I can sit with my thoughts without having to respond to people who say, “Aren’t you Charles Van Doren?” Well, that’s my name, I say to myself, but I’m not who you think I am—or, at least, I don’t want to be.
I am not who you think I am – but I don’t have to prove it to you. That is, perhaps, Van Doren’s greatest lesson for me, for Chrissy Teigen, for the growing army of the disgraced and the cancelled. Over and over again, Van Doren had what I can only dream of: the chance to make good money telling his version of the story. Every cancelled person imagines that if they could only find the right words on the right platform, they could get through to everyone who despises them, and they could set things right. Van Doren knew that was hubris: reading his words, I can hear him saying, “I am not who you think I am, but I don’t need to change your mind about that. I can be the butt of your joke or your morality tale for six decades and still, still, I will not be drawn into defending my life.”
Unlike me, but very much like Chrissy Teigen, Van Doren did not need to worry about how to make a living. His family wealth had not vanished as mine largely has. To paraphrase Forster, Van Doren stood upon money as upon an island, and that firm foundation beneath his feet allowed him to avoid what so many of the cancelled experience – a terrifying and bewildering plunge into insecurity and even homelessness. At times, I am tempted to discount Van Doren’s calm acceptance of his fate for that reason alone. But as Chrissy Teigen’s abject pain reminds us, when it comes to the psychological impact of public disgrace, even great wealth does not offer much protection from the storm.
Van Doren writes:
A small gift from my father helped me through. He had wrapped a square box in tissue paper, sealed with Scotch tape. The box contained a gyroscopic compass, the kind you can start spinning and put on the edge of a glass, where it will stay upright till the spinning stops. A card in the box read, “May this be for you the whirligig of time that brings in his revenges.” I knew the quotation. It’s from “Twelfth Night.” Feste, the mean-spirited clown, has been unmasked, but those are his last words, thrown over his shoulder.

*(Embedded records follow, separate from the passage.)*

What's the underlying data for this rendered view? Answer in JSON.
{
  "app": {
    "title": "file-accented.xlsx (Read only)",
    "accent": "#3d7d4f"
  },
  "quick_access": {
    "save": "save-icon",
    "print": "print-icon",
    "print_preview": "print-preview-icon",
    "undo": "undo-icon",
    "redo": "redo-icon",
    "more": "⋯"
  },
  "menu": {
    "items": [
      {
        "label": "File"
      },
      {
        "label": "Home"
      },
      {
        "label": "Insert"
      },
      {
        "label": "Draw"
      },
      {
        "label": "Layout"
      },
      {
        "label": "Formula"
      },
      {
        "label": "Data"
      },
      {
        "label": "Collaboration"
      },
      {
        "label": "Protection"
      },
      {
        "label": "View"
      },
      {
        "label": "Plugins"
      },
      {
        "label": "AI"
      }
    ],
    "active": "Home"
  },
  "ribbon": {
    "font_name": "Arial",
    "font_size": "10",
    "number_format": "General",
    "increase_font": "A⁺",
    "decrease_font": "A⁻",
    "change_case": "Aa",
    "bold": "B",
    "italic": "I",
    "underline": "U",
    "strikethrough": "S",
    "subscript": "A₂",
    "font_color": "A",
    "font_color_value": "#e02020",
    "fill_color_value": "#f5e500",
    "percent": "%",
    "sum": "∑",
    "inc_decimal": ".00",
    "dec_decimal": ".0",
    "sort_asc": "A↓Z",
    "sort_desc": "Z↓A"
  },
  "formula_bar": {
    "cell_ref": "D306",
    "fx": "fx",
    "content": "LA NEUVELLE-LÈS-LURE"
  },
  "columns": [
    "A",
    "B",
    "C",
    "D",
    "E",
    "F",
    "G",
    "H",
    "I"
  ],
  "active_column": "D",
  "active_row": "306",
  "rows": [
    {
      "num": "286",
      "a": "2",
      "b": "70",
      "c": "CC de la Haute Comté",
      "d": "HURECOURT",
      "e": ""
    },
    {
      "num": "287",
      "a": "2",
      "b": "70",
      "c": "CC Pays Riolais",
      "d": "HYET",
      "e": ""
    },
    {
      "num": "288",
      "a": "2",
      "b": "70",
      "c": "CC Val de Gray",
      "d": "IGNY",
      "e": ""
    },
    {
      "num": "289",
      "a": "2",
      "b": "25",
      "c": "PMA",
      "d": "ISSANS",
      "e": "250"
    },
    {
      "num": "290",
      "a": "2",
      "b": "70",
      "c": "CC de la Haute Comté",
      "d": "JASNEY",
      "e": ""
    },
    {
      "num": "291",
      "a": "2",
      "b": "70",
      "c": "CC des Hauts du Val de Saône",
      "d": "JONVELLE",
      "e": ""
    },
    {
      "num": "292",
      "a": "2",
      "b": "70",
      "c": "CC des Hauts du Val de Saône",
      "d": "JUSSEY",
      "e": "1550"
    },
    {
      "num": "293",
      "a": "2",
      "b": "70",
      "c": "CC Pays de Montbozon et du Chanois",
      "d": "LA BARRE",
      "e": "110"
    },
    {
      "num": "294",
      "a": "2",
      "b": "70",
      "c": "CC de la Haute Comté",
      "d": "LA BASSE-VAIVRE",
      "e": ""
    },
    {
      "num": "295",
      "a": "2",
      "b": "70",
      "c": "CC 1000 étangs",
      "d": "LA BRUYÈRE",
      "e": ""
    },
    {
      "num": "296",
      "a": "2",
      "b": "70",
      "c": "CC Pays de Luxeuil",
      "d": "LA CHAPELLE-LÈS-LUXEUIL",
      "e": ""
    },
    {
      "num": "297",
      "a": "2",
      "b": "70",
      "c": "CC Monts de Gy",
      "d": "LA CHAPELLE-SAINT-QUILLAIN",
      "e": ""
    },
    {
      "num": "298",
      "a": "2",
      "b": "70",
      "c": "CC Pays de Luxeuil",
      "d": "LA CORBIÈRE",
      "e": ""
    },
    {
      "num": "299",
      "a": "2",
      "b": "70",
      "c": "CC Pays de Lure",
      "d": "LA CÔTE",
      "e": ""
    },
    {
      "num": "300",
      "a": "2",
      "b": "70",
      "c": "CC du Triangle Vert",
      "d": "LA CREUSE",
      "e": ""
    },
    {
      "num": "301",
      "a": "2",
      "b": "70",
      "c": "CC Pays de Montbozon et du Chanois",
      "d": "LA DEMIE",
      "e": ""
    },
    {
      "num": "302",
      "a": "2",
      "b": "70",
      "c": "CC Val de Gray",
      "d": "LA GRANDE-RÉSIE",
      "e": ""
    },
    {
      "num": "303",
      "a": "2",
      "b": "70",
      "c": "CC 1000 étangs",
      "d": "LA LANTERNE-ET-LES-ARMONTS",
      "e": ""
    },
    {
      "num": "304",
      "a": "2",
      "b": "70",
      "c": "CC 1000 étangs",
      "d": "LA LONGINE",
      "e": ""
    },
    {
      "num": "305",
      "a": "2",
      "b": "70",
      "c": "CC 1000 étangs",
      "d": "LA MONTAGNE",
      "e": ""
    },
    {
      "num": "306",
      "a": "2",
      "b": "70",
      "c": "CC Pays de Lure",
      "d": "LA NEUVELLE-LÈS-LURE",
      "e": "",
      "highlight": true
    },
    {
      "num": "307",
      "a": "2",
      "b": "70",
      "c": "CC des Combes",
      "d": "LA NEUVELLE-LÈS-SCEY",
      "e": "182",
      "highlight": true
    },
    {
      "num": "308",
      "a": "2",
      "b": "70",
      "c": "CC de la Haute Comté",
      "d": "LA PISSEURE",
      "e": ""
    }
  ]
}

The play’s audience knows that somehow he will survive and live to taunt some other master. I didn’t ask my father what he had meant by it, because I knew he was saying that I, too, would survive and somehow find a way back.
Van Doren never quite made his way back – but he did make his way forward. He made that way forward with restraint, with gentleness, and with a willingness to devote his considerable literary talents not to restoring his own tarnished legacy but to making other people’s work much, much better.
When I am at my most anguished at all that I lost, and at my most crushed by all the contempt that is still – still – thrown my way, I try as hard as I can to remember Charles Van Doren, and the dignified, courageous, and profoundly honorable way he lived with his lifelong notoriety.
If we ever build a clubhouse for the cancelled, we shall hang portraits of our heroes and inspirations on the wall – and Charles Van Doren’s picture must enjoy pride of place.
I’m not sure it has much to do with this newsletter, but I wrote this listening to one old favorite on repeat: Tom Russell’s Gallo Del Cielo. It’s been covered many times, and it’s an Americana classic and a comfort. It makes me cry as often as not.